This is not the common case where the judge reports his action upon an interlocutory order before the trial of the case. Here, shortly after the trial on the merits had begun, he stopped the trial in order to obtain the direction of this court as to how the trial should be conducted. St. 1869, c. 438, expressly permitted questions of law "arising upon a trial" to be "reported before verdict." Even under that broad statute it was held that, in general, questions of evidence could not be reported; that it "was not intended to relieve the Superior Court of the responsibility of deciding upon all questions incident to the trial of issues in that court"; and that "Any other interpretation of the statute would tend to transform this court into an advisory board for the direction of the business of the court below." Noble v. Boston, 111 Mass. 485 , 486, 487. Russell v. Lathrop, 119 Mass. 531 . The 1869 act was repealed by St. 1878, c. 231, Section 2, because it was found extremely inconvenient in practice. John Hetherington & Sons, Ltd. v. William Firth Co. 212 Mass. 257 , 259. Terry v. Brightman, 129 Mass. 535 , 538. If the judge had granted the defendants' motions the resulting verdicts would have left the case in a position to be reported under Section 111. As the case stands, no foundation has been laid for a report. Comstock v. Soule, 303 Mass. 153 .

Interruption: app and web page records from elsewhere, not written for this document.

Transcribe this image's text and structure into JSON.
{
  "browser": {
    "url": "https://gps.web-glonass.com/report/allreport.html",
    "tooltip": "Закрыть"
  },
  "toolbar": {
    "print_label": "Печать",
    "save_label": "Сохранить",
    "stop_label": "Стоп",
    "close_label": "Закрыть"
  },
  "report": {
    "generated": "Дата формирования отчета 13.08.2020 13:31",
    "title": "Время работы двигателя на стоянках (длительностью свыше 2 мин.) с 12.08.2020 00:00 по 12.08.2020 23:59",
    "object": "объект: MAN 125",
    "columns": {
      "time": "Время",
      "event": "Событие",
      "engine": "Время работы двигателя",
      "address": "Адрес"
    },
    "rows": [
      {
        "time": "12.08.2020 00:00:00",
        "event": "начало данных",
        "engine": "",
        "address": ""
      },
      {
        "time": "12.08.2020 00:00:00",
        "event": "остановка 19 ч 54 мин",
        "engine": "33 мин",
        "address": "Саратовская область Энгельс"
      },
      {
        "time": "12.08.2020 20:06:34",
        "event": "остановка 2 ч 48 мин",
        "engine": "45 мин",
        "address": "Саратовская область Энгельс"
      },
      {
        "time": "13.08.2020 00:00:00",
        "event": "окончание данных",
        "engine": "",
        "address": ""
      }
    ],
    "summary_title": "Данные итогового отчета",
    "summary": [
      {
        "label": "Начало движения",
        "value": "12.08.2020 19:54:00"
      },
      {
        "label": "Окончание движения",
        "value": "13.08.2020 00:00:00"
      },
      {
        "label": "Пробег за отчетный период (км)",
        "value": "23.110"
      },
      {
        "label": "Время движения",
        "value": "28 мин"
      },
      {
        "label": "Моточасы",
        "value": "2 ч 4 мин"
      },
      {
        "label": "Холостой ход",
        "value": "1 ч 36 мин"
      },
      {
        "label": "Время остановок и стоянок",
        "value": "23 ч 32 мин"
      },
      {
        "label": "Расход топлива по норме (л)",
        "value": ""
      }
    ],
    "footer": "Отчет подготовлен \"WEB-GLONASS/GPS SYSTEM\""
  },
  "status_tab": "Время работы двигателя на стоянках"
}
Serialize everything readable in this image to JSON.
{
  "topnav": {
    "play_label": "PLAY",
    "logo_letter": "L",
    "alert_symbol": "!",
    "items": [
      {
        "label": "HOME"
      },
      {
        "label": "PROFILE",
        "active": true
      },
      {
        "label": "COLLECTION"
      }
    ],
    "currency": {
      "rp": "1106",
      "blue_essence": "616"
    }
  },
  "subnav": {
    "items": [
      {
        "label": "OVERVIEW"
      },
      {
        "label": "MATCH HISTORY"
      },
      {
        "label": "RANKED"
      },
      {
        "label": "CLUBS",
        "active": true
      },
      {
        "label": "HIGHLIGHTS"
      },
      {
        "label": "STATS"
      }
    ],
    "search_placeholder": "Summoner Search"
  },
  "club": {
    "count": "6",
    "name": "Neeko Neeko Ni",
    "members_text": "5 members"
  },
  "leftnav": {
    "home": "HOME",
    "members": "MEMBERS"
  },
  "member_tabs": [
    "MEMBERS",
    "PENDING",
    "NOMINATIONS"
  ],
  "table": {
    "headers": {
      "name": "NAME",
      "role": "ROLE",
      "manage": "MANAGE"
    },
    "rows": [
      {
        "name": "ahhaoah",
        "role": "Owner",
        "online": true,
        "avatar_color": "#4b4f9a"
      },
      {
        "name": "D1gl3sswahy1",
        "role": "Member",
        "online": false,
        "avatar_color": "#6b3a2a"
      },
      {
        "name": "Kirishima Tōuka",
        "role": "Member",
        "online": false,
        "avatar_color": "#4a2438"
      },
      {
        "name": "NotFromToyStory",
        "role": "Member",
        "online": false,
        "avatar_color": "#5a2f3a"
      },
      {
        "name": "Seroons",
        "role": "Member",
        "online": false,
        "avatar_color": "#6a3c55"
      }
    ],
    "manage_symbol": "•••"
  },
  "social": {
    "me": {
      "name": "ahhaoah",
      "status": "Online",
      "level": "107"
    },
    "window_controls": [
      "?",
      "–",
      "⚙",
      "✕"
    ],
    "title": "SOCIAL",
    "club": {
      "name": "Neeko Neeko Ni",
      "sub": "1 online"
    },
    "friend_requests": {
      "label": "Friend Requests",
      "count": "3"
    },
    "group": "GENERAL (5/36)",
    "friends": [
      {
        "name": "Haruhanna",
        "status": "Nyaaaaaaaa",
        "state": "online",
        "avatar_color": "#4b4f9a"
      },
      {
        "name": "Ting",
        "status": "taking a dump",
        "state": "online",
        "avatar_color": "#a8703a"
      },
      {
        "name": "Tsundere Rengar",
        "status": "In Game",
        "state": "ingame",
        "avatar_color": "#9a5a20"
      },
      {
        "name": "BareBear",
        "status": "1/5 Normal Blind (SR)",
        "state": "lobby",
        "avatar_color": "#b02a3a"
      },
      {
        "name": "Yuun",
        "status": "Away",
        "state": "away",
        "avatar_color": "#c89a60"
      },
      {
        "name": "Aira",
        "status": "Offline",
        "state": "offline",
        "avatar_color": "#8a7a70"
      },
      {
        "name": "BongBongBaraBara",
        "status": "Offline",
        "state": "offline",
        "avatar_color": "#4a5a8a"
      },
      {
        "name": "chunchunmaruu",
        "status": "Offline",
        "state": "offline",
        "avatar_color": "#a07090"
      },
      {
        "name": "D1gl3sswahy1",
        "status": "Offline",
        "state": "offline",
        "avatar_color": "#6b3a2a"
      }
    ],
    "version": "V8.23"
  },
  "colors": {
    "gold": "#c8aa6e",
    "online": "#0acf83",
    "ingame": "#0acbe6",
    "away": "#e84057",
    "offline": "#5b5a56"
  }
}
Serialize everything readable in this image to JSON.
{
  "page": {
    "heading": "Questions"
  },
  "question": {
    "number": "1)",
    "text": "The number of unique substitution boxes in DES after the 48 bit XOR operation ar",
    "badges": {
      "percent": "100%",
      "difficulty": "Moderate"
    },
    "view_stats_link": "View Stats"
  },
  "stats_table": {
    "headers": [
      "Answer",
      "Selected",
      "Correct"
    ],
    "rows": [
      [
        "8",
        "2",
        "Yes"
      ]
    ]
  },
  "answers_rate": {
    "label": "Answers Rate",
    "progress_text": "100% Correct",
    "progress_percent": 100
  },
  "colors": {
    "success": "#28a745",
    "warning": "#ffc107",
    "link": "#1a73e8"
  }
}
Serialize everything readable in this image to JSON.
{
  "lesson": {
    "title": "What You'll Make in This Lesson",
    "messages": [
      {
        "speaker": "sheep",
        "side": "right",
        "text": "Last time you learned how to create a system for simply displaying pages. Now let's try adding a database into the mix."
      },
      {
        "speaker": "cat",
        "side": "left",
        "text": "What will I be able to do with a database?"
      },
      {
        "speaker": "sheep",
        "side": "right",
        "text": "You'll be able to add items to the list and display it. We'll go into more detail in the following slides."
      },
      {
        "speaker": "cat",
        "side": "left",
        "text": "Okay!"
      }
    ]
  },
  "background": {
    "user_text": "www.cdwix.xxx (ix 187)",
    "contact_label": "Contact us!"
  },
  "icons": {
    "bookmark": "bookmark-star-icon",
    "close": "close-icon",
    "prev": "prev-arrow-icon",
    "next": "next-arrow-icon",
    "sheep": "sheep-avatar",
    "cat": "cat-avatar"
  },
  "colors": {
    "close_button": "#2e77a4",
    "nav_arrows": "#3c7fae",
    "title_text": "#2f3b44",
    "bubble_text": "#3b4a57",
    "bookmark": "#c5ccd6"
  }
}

There is nothing to take this case out of the general rule. At most the defence of res judicata could be open only to the defendant Newton Trust Company, upon whose counterclaim alone the former decision was made. See Old Dominion Copper Mining & Smelting Co. v. Bigelow, 203 Mass. 159 , 216, 217, 218, 219; Giedrewicz v. Donovan, 277 Mass. 563 , 565. The original bill in the former case was dismissed without prejudice as to the other defendants, and therefore the decree could not have the force of a judgment in their favor. Even as to the trust company the former decision is conclusive "only as to those facts which were necessarily involved in . . . [the decree on the counterclaim] without the existence and proof or admission of which such . . .
[decree] could not have been rendered." Burlen v. Shannon, 99 Mass. 200 , 202. There is nothing contrary to what is here said in Gulesian v. Newton Trust Co. 302 Mass. 369 , or in the decree after rescript in that case. It follows that in any event an attempt on our part to determine now what, if any, particular statements in the plaintiff's opening are in conflict with facts previously determined would not end the case and might prove of little assistance in its future progress, as our decision would rest upon a foundation no more secure than an opening which might be substantially changed when the case again comes to trial. See Weil v. Boston Elevated Railway, 216 Mass. 545 . Compare John Hetherington & Sons, Ltd. v. William Firth Co. 212 Mass. 257 , 259.